-- Records shown follows --

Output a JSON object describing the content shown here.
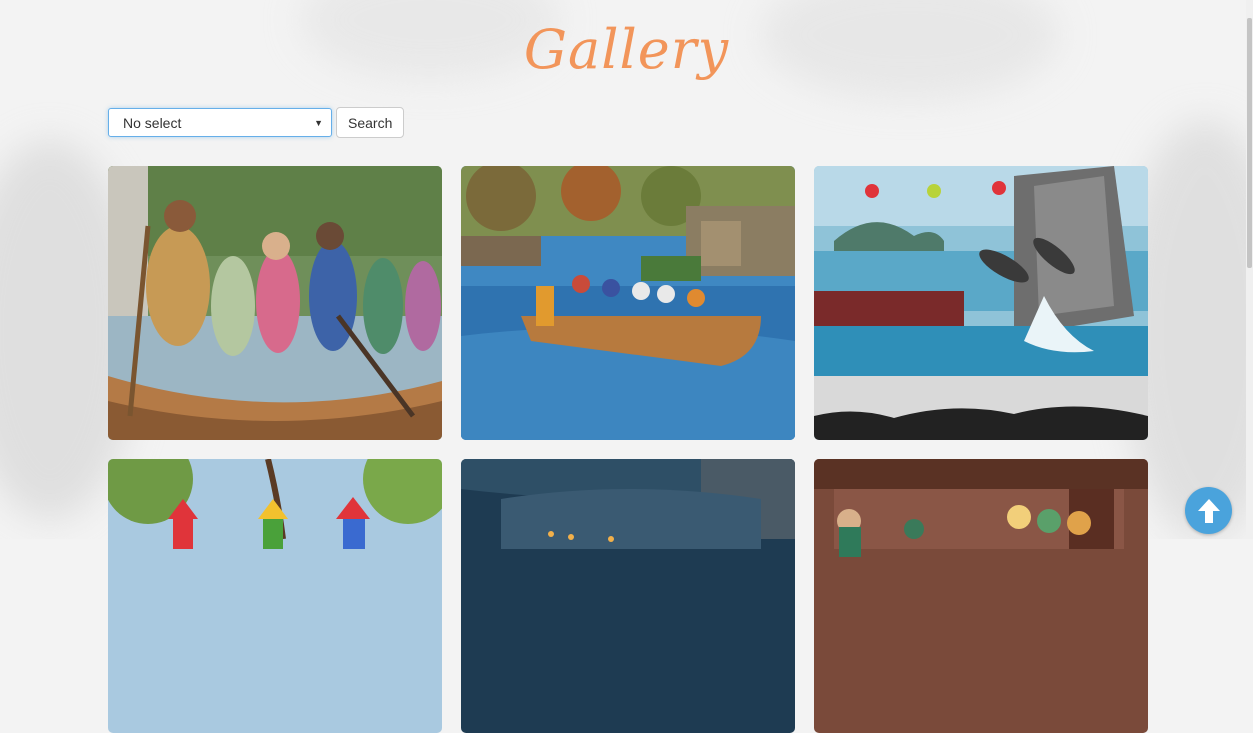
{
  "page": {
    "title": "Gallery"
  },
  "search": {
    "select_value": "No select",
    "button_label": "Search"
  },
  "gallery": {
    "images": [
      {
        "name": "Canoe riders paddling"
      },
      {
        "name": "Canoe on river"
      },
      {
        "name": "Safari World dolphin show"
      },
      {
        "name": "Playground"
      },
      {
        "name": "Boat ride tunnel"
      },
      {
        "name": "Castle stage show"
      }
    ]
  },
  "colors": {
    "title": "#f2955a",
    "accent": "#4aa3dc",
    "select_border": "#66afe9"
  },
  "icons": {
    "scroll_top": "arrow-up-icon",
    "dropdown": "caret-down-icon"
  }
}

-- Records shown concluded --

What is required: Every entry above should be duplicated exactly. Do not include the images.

Reply:
Output a JSON object describing the content shown here.
{
  "page": {
    "title": "Gallery"
  },
  "search": {
    "select_value": "No select",
    "button_label": "Search"
  },
  "gallery": {
    "images": [
      {
        "name": "Canoe riders paddling"
      },
      {
        "name": "Canoe on river"
      },
      {
        "name": "Safari World dolphin show"
      },
      {
        "name": "Playground"
      },
      {
        "name": "Boat ride tunnel"
      },
      {
        "name": "Castle stage show"
      }
    ]
  },
  "colors": {
    "title": "#f2955a",
    "accent": "#4aa3dc",
    "select_border": "#66afe9"
  },
  "icons": {
    "scroll_top": "arrow-up-icon",
    "dropdown": "caret-down-icon"
  }
}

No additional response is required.